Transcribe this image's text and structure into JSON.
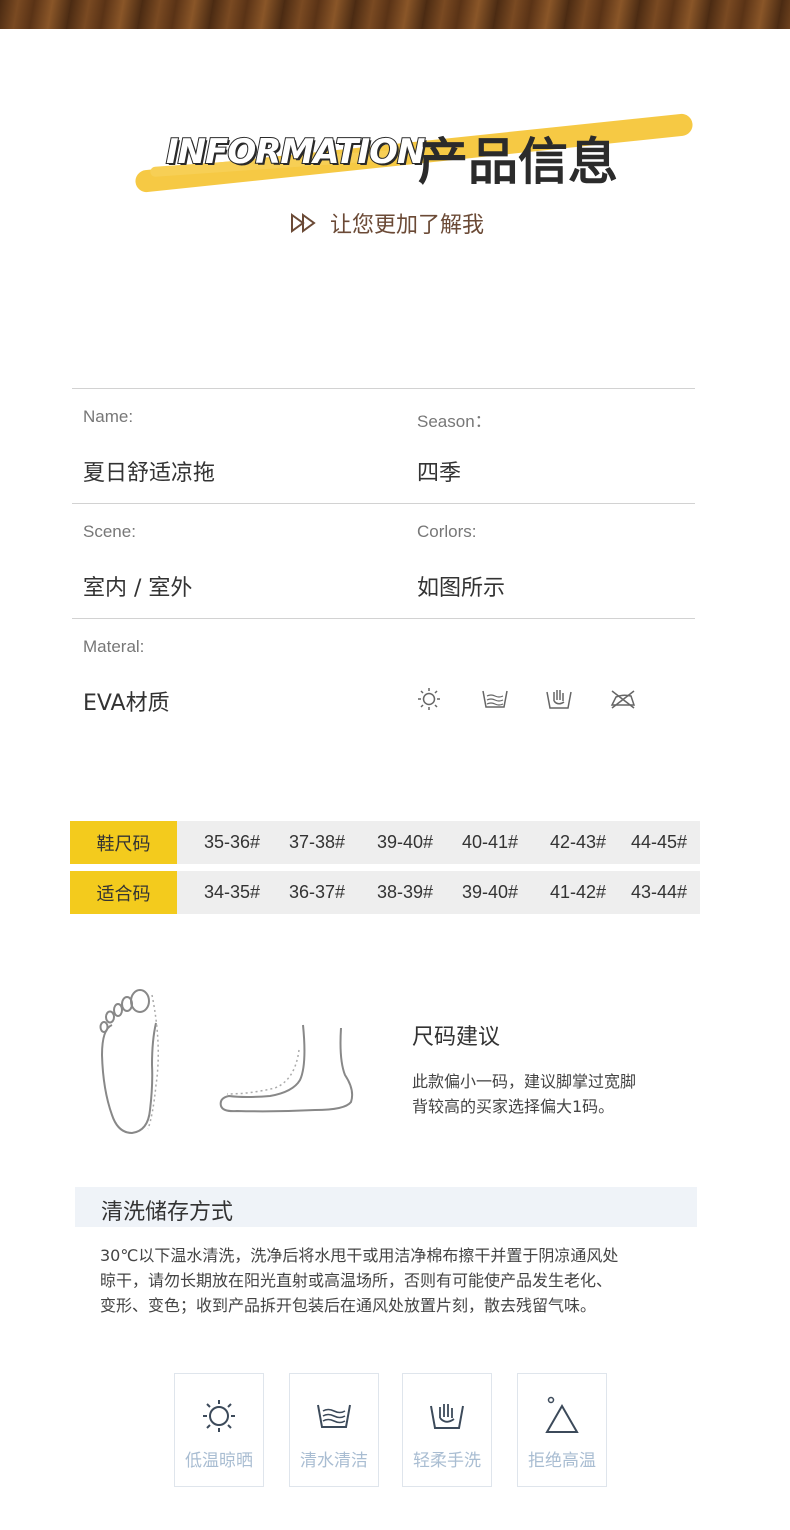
{
  "header": {
    "title_en": "INFORMATION",
    "title_cn": "产品信息",
    "subtitle": "让您更加了解我"
  },
  "info": {
    "name_label": "Name:",
    "name_value": "夏日舒适凉拖",
    "season_label": "Season：",
    "season_value": "四季",
    "scene_label": "Scene:",
    "scene_value": "室内 / 室外",
    "colors_label": "Corlors:",
    "colors_value": "如图所示",
    "material_label": "Materal:",
    "material_value": "EVA材质",
    "care_icons": [
      "sun-icon",
      "water-basin-icon",
      "hand-wash-icon",
      "no-iron-icon"
    ]
  },
  "size_table": {
    "shoe_size_label": "鞋尺码",
    "fit_size_label": "适合码",
    "shoe_sizes": [
      "35-36#",
      "37-38#",
      "39-40#",
      "40-41#",
      "42-43#",
      "44-45#"
    ],
    "fit_sizes": [
      "34-35#",
      "36-37#",
      "38-39#",
      "39-40#",
      "41-42#",
      "43-44#"
    ]
  },
  "advice": {
    "title": "尺码建议",
    "line1": "此款偏小一码，建议脚掌过宽脚",
    "line2": "背较高的买家选择偏大1码。"
  },
  "cleaning": {
    "title": "清洗储存方式",
    "line1": "30℃以下温水清洗，洗净后将水甩干或用洁净棉布擦干并置于阴凉通风处",
    "line2": "晾干，请勿长期放在阳光直射或高温场所，否则有可能使产品发生老化、",
    "line3": "变形、变色；收到产品拆开包装后在通风处放置片刻，散去残留气味。"
  },
  "care_cards": [
    {
      "icon": "sun-icon",
      "label": "低温晾晒"
    },
    {
      "icon": "water-basin-icon",
      "label": "清水清洁"
    },
    {
      "icon": "hand-wash-icon",
      "label": "轻柔手洗"
    },
    {
      "icon": "no-high-temp-icon",
      "label": "拒绝高温"
    }
  ],
  "colors": {
    "accent_yellow": "#f3cb1d",
    "subtitle_brown": "#6b4a36",
    "care_blue": "#a9bdd2"
  }
}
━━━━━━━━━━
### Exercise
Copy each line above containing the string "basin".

### Response for this exercise
      "water-basin-icon",
      "icon": "water-basin-icon",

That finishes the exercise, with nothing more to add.